-- Instructions to follow --
Copy out all the lines in the records that include the word "업체정보입력검색".

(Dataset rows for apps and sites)
Content starts

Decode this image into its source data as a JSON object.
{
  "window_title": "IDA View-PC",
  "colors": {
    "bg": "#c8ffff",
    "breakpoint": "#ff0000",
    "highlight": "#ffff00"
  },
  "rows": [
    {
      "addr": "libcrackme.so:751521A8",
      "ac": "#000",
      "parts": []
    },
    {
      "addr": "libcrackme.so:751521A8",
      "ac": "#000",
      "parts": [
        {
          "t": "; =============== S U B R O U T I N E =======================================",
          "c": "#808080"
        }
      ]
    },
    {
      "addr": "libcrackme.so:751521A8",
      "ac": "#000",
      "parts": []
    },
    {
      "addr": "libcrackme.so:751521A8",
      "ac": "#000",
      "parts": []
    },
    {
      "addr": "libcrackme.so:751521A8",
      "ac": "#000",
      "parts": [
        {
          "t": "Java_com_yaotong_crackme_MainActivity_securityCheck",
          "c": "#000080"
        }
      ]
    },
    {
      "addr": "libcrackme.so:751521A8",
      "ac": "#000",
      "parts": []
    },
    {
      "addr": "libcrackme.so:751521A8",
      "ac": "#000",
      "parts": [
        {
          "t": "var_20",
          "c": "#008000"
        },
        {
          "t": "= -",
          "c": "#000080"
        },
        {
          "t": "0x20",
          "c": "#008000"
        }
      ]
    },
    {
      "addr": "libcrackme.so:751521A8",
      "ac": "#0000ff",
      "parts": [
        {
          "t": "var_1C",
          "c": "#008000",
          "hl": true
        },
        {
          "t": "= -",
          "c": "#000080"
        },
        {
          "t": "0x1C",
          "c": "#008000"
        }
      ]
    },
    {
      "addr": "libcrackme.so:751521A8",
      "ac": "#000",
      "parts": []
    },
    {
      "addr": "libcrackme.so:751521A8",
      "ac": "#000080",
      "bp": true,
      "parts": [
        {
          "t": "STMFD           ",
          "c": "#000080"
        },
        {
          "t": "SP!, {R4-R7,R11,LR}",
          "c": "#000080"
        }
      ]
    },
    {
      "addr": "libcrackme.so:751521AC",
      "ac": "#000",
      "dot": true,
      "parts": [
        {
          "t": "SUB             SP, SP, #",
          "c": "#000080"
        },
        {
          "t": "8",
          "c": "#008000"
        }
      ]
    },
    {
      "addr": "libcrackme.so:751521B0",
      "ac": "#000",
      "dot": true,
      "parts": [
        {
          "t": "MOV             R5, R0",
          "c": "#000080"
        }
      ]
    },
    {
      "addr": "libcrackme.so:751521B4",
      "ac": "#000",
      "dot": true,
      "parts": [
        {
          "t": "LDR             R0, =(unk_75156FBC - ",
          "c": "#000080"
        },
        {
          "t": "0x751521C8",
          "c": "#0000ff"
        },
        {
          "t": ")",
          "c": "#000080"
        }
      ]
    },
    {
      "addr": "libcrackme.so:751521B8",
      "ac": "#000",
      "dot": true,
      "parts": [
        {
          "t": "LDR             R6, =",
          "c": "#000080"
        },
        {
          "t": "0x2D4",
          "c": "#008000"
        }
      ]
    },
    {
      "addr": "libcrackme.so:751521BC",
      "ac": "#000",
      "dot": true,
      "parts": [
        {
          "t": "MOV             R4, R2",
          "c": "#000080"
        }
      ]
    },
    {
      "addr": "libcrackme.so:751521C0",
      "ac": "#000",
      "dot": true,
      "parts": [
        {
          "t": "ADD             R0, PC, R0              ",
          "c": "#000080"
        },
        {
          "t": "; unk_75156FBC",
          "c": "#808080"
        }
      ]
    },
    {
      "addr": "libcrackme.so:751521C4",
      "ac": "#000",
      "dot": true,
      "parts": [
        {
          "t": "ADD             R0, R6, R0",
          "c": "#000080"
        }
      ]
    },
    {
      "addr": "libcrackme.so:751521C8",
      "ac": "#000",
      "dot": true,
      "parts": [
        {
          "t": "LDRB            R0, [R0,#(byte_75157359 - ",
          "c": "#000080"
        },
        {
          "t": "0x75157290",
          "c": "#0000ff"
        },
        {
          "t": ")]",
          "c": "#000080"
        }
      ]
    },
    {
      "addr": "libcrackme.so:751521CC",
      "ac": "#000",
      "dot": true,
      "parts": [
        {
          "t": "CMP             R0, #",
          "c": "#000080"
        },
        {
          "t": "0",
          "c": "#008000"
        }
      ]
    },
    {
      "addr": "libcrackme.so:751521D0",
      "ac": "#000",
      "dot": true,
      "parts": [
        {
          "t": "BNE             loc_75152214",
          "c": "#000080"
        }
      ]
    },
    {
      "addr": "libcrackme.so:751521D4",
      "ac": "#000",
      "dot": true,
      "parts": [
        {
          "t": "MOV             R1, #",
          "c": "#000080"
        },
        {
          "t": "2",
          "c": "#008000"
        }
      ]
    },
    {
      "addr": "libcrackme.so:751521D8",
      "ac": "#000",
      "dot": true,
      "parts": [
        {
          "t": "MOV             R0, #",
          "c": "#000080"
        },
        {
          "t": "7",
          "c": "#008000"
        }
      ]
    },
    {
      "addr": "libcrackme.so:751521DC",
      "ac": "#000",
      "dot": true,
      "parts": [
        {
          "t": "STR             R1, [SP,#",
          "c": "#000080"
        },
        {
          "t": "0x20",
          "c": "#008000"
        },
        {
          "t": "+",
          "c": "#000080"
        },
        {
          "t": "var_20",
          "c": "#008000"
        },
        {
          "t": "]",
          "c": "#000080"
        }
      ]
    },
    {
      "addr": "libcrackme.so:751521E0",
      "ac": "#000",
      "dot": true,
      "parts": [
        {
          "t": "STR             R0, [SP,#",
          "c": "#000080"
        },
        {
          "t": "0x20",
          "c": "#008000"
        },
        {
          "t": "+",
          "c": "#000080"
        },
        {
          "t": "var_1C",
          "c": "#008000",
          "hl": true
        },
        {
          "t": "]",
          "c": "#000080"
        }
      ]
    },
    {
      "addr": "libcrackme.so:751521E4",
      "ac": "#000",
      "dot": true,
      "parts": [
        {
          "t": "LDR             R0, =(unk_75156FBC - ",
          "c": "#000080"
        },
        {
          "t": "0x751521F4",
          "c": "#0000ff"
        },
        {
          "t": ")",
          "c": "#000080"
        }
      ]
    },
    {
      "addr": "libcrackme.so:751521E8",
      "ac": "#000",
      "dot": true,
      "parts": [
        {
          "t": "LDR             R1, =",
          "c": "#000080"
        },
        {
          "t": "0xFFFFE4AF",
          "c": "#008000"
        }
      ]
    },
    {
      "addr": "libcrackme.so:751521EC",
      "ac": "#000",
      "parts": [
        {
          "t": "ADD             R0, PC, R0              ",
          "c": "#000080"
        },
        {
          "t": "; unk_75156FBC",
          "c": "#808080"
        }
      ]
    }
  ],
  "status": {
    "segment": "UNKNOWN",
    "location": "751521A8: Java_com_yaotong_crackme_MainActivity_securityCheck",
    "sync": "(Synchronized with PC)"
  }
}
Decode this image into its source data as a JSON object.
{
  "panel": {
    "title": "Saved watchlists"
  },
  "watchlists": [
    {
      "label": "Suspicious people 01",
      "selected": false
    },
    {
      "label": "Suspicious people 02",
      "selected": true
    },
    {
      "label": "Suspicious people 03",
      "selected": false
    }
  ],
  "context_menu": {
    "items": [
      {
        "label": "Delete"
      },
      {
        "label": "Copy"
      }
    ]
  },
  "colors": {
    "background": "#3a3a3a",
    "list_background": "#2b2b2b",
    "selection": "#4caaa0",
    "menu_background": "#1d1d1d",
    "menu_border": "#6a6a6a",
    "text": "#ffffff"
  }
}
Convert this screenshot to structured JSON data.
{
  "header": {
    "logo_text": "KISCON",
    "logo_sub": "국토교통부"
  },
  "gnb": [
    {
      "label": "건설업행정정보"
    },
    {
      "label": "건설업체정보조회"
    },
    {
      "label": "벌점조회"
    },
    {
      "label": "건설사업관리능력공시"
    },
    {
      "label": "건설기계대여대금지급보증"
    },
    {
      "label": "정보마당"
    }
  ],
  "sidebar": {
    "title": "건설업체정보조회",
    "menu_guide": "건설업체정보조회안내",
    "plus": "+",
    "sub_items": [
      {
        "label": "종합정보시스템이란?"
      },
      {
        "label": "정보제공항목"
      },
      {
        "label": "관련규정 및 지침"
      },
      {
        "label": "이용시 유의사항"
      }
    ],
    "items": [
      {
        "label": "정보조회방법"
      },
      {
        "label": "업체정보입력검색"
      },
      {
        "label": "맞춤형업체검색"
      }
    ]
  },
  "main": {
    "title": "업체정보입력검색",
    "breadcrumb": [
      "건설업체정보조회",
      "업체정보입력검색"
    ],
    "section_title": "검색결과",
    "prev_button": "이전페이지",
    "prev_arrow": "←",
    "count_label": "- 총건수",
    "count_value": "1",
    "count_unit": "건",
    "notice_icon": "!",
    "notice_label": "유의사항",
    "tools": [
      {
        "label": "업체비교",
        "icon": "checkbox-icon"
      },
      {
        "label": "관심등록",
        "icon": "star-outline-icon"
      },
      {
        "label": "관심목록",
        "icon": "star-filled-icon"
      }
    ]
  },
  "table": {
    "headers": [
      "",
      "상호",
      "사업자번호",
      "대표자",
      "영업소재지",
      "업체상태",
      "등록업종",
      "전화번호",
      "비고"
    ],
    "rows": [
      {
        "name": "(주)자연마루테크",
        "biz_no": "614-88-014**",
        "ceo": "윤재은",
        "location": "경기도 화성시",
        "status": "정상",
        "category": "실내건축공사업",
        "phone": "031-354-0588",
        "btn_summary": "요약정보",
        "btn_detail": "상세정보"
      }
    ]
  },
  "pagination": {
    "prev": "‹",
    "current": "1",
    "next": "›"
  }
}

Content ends

-- Exercise response --
        "label": "업체정보입력검색"
    "title": "업체정보입력검색",
      "업체정보입력검색"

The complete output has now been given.